It’s the same for the other side of the media spectrum as increased competition extends the boundaries and coarsens the dialogue to gain listeners.
But why do Conservative Commentators have the advantage in ratings? Where do they find the materials to gin up rage, secure listeners and earn profits? The materials are ensconced right there within the Bill of Rights. Some of the ten amendments are outdated and not suited for the propagation of rage. Quartering troops in houses? Archaic. Unreasonable search and seizure? Right to a jury trial and reasonable bail? Perhaps, but if you obey the law – like any of our salt of the earth listeners – then it isn’t pertinent, is it? State’s rights? Not since 186…never mind. Just go to the first two amendments right up front: religious freedoms in the First Amendment and gun rights in the Second Amendment. The rancor of the past two decades has built within these two amendments but it has been stirred, spiced and served on a scalding hot plate in our laps by our Chef Executive.
We are near the culmination of the Conservative drive for power and money. The Conservative Media has relentlessly pushed fear and anger and the President has mastered it, wielding it venomously in a strategy of Divide and Conquer. To secure his election in 2016, he divided us from the world and in the aftermath of the inauguration, proceeded to remove or threaten to remove us from multiple international treaties. When he viewed the push back demonstrated by the Women’s March after his inauguration, he narrowed the Divide and Conquer Strategy to focus on the nation itself and found his ammunition in the first two amendments of the Bill of Rights. He has openly stoked his followers with fears of religious persecution and the threat of a repeal of the Second Amendment. A call to “Liberate Michigan!” via Twitter led to his supporters bringing semi-automatic weapons to a rally at the state Capitol.
Our nation has had two other encounters with governance according to the Me. The first was the original Articles of Confederation ratified at the end of the Revolution, which created a Federal government that was only a weak shell and ceded almost all power to thirteen states. It went so well that six years later, the Articles were replaced by our Constitution. The second was the Confederacy. Nominally a nation of sovereign states that heavily espoused states rights. By the latter half of the war, the Confederacy suffered crippling problems as different states opted to withhold money, supplies and men from the central government in order to support their own needs.
Some of our greatest national moments occurred during the Commonweal moments of the We. We eliminated slavery through a Civil War which incurred more death and national destruction than any other war in our history. We beat totalitarianism and did it twice in a quarter century, almost just to prove a point. We expanded our educational structure during these conflicts through a series of Commonweal political acts – The Morrill Land-Grant Act of 1862 and The Servicemen’s Readjustment Act of 1944 during two of these conflicts. We put a man on the moon and expanded the frontier of space because as a society, We willed it so.
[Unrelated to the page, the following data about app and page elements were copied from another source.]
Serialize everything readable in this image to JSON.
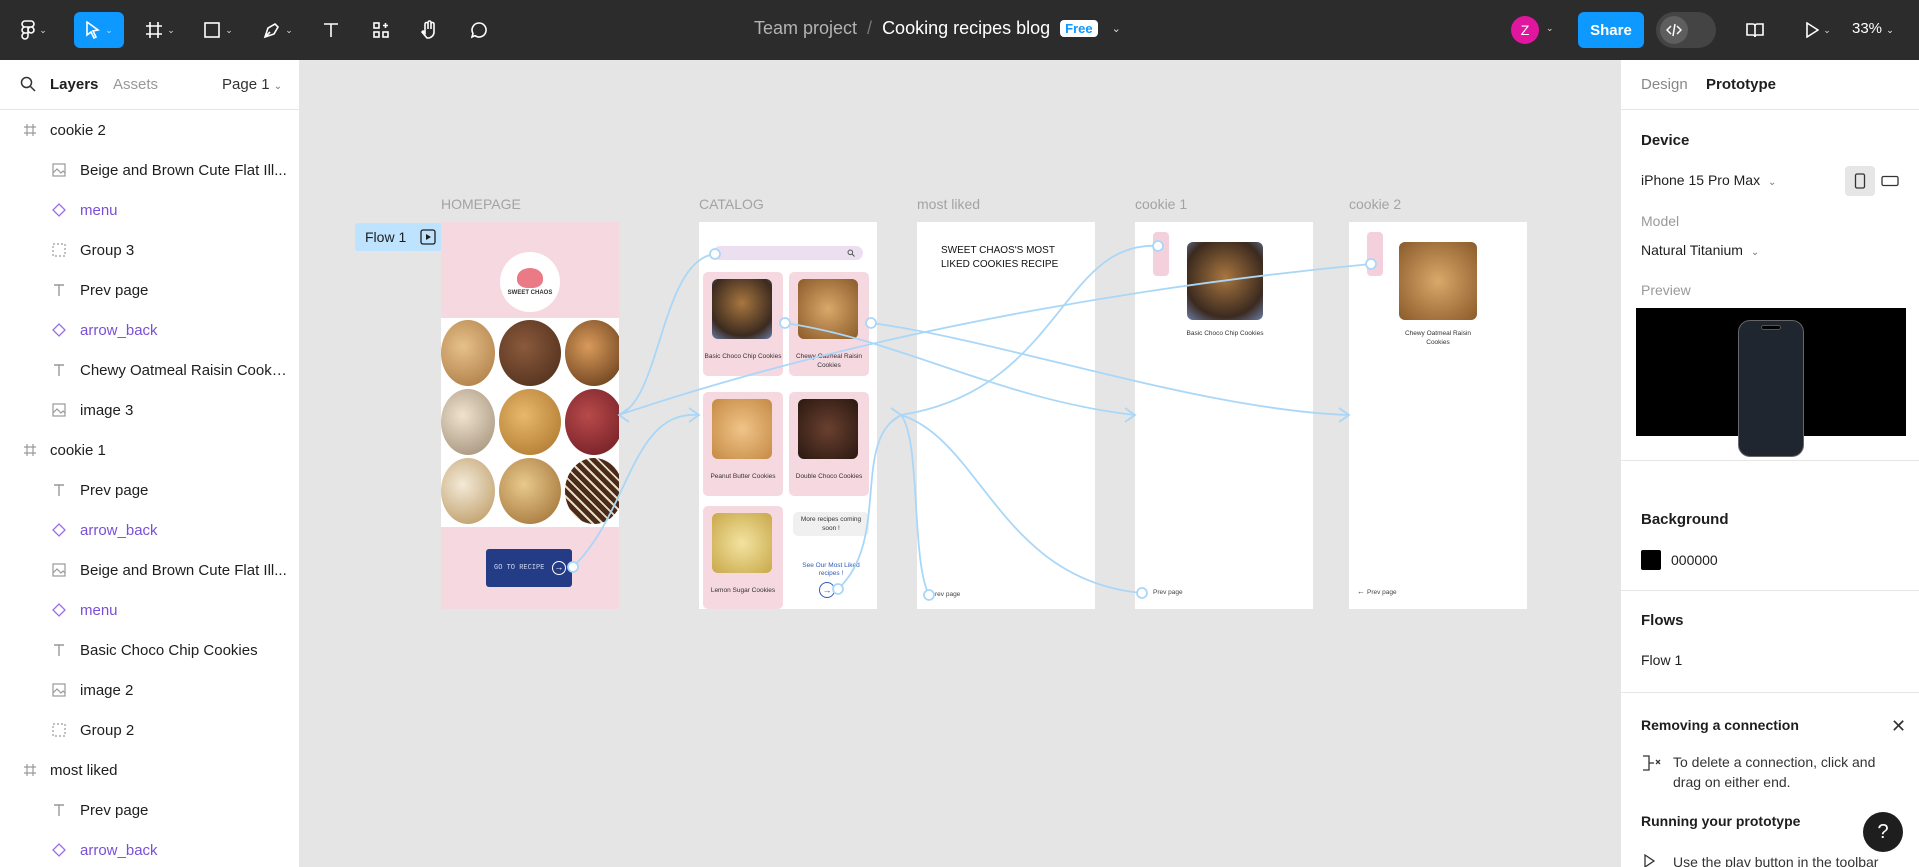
{
  "topbar": {
    "team": "Team project",
    "separator": "/",
    "file_name": "Cooking recipes blog",
    "plan_badge": "Free",
    "avatar_initial": "Z",
    "share_label": "Share",
    "zoom_level": "33%",
    "tools": [
      "main-menu-icon",
      "move-icon",
      "frame-icon",
      "shape-icon",
      "pen-icon",
      "text-icon",
      "resources-icon",
      "hand-icon",
      "comment-icon"
    ],
    "accent": "#0d99ff"
  },
  "left_panel": {
    "tab_layers": "Layers",
    "tab_assets": "Assets",
    "page": "Page 1",
    "layers": [
      {
        "type": "frame",
        "label": "cookie 2"
      },
      {
        "type": "image",
        "label": "Beige and Brown Cute Flat Ill..."
      },
      {
        "type": "component",
        "label": "menu"
      },
      {
        "type": "group",
        "label": "Group 3"
      },
      {
        "type": "text",
        "label": "Prev page"
      },
      {
        "type": "component",
        "label": "arrow_back"
      },
      {
        "type": "text",
        "label": "Chewy Oatmeal Raisin Cookies"
      },
      {
        "type": "image",
        "label": "image 3"
      },
      {
        "type": "frame",
        "label": "cookie 1"
      },
      {
        "type": "text",
        "label": "Prev page"
      },
      {
        "type": "component",
        "label": "arrow_back"
      },
      {
        "type": "image",
        "label": "Beige and Brown Cute Flat Ill..."
      },
      {
        "type": "component",
        "label": "menu"
      },
      {
        "type": "text",
        "label": "Basic Choco Chip Cookies"
      },
      {
        "type": "image",
        "label": "image 2"
      },
      {
        "type": "group",
        "label": "Group 2"
      },
      {
        "type": "frame",
        "label": "most liked"
      },
      {
        "type": "text",
        "label": "Prev page"
      },
      {
        "type": "component",
        "label": "arrow_back"
      }
    ]
  },
  "canvas": {
    "flow_chip": "Flow 1",
    "frames": {
      "homepage": "HOMEPAGE",
      "catalog": "CATALOG",
      "most_liked": "most liked",
      "cookie1": "cookie 1",
      "cookie2": "cookie 2"
    },
    "homepage": {
      "logo_text": "SWEET CHAOS",
      "go_button": "GO TO RECIPE"
    },
    "catalog": {
      "cards": [
        "Basic Choco Chip Cookies",
        "Chewy Oatmeal Raisin Cookies",
        "Peanut Butter Cookies",
        "Double Choco Cookies",
        "Lemon Sugar Cookies"
      ],
      "more_note": "More recipes coming soon !",
      "liked_link": "See Our Most Liked recipes !"
    },
    "most_liked": {
      "title": "SWEET CHAOS'S MOST LIKED COOKIES RECIPE",
      "prev": "rev page"
    },
    "cookie1": {
      "caption": "Basic Choco Chip Cookies",
      "prev": "Prev page"
    },
    "cookie2": {
      "caption": "Chewy Oatmeal Raisin Cookies",
      "prev": "Prev page"
    }
  },
  "right_panel": {
    "tab_design": "Design",
    "tab_prototype": "Prototype",
    "device_heading": "Device",
    "device": "iPhone 15 Pro Max",
    "model_label": "Model",
    "model": "Natural Titanium",
    "preview_label": "Preview",
    "background_heading": "Background",
    "background_hex": "000000",
    "flows_heading": "Flows",
    "flow_item": "Flow 1",
    "tip1_title": "Removing a connection",
    "tip1_body": "To delete a connection, click and drag on either end.",
    "tip2_title": "Running your prototype",
    "tip2_body": "Use the play button in the toolbar",
    "help": "?"
  }
}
We have now lost more than 90,000 of our citizens as I write this and an untold number of thousands of those deaths could have been prevented. Our Chief Executive minimized the notice, hampered preparation and then abdicated all responsibility to the individual states, who have been left to fend on their own domestically and internationally. Don’t like social distancing and lockdowns? Look to Washington, DC and ask if things might have been different had 50 individual governors not had this dumped in their laps.
Once again, the Me has failed. It’s time for the We.